I'll be departing my marina Memorial weekend and heading down river to mouth of the Columbia River. I want to visit all my favorites hangouts, savoring them and thanking them for many joyous times we have had on the Columbia River. Then I will be hauling out at Warrenton Boat Yard, await Joyce's arrival, and head out for the great Pacific Ocean. Another big adventure lies ahead, so stay tuned. I'm certain it will be memorable for us all.

Wednesday, May 4, 2011

Hope, Dreams and Generosity

Recently my heart swelled with gratitude for my friends and their kindness to one another. My long time friend, Joyce, who is my next crew person on Shatoosh, has been dreaming for some time in the hot desert sun of Arizona about someday getting herself another sailboat and spending time in the Sea of Cortez.

Thousands of miles away, my other buddy, Too Tall Tom, contemplates his move to Texas. He is saddled at the moment with Too Many Boats. This prevailing predicament befalls him often, as he is quite the tinkerer. Rather than sitting on some bar stool, he finds all sorts of boat projects, carefully restoring them and re-selling them. His dilemma is, "how can I drive 3 boats to Texas, without going crazy?" The boat in question is a sweet Vagabond 17 that he has brought back to  life and she is just waiting for the wind to blow into her sails and give her perpetual life. Her name, most appropriately, is Zephyr.

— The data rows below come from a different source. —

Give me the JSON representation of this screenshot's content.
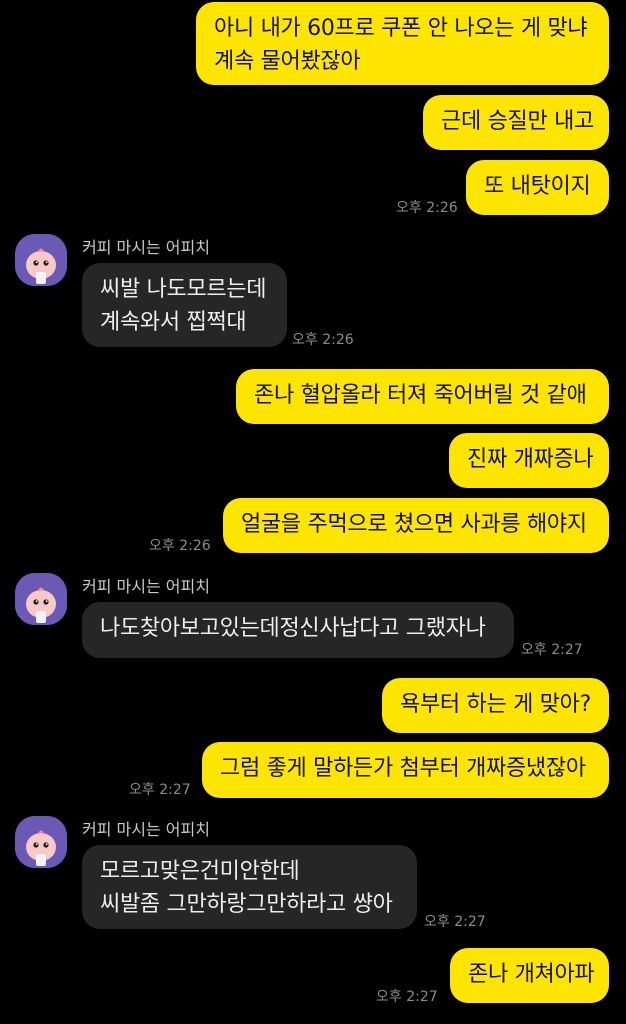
{
  "chat": {
    "colors": {
      "background": "#000000",
      "my_bubble": "#FEE500",
      "their_bubble": "#262626",
      "avatar_bg": "#6B59B6"
    },
    "sender_name": "커피 마시는 어피치",
    "messages": [
      {
        "from": "me",
        "text": "아니 내가 60프로 쿠폰 안 나오는 게 맞냐\n계속 물어봤잖아"
      },
      {
        "from": "me",
        "text": "근데 승질만 내고"
      },
      {
        "from": "me",
        "text": "또 내탓이지",
        "time": "오후 2:26"
      },
      {
        "from": "them",
        "sender": "커피 마시는 어피치",
        "text": "씨발 나도모르는데\n계속와서 찝쩍대",
        "time": "오후 2:26"
      },
      {
        "from": "me",
        "text": "존나 혈압올라 터져 죽어버릴 것 같애"
      },
      {
        "from": "me",
        "text": "진짜 개짜증나"
      },
      {
        "from": "me",
        "text": "얼굴을 주먹으로 쳤으면 사과릉 해야지",
        "time": "오후 2:26"
      },
      {
        "from": "them",
        "sender": "커피 마시는 어피치",
        "text": "나도찾아보고있는데정신사납다고 그랬자나",
        "time": "오후 2:27"
      },
      {
        "from": "me",
        "text": "욕부터 하는 게 맞아?"
      },
      {
        "from": "me",
        "text": "그럼 좋게 말하든가 첨부터 개짜증냈잖아",
        "time": "오후 2:27"
      },
      {
        "from": "them",
        "sender": "커피 마시는 어피치",
        "text": "모르고맞은건미안한데\n씨발좀 그만하랑그만하라고 썅아",
        "time": "오후 2:27"
      },
      {
        "from": "me",
        "text": "존나 개쳐아파",
        "time": "오후 2:27"
      }
    ]
  }
}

Out of the blue, comes an email from Too Tall Tom. He has decided that he is going to give Zephyr to Joyce, a person he barely knows. I reply, "you couldn't give it to a more deserving person." Too Tall asks me to call Joyce and see if she would receive the gift. A few days pass before I can speak with Joyce, but upon hearing the news, Joyce breaks down in tears. God has heard her prayer and Too Tall had heard his marching orders. Together they meet in the California desert to transfer the boat and trailer to Joyce's truck.

The night before Joyce stays at the Vagabond Inn

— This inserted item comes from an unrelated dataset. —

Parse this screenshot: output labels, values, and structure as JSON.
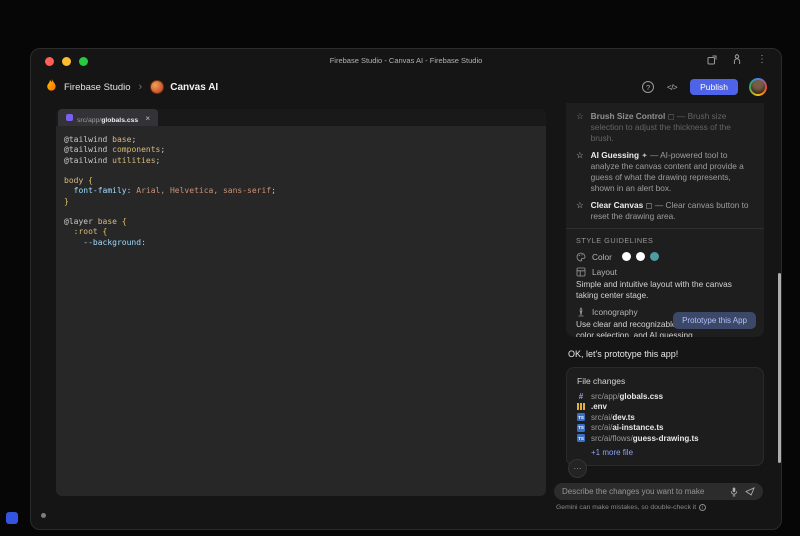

Too Tall recounts,"We met halfway between our homes, in Barstow, CA, and I gave Joyce the pink slips

and she gave me a pretty Indian carved turtle and a flat rock from her ranch, and a nice clay pot with corn meal for the turtle to eat. I had asked for a power token to balance the deal."

Joyce and Zephyr back home in Arizona

Joyce, already making plans for her first trip.

Too Tall, "Someone once said, you don't really own something until you give it away. Well, I don't know about that, but I feel good about giving Joyce some Joy."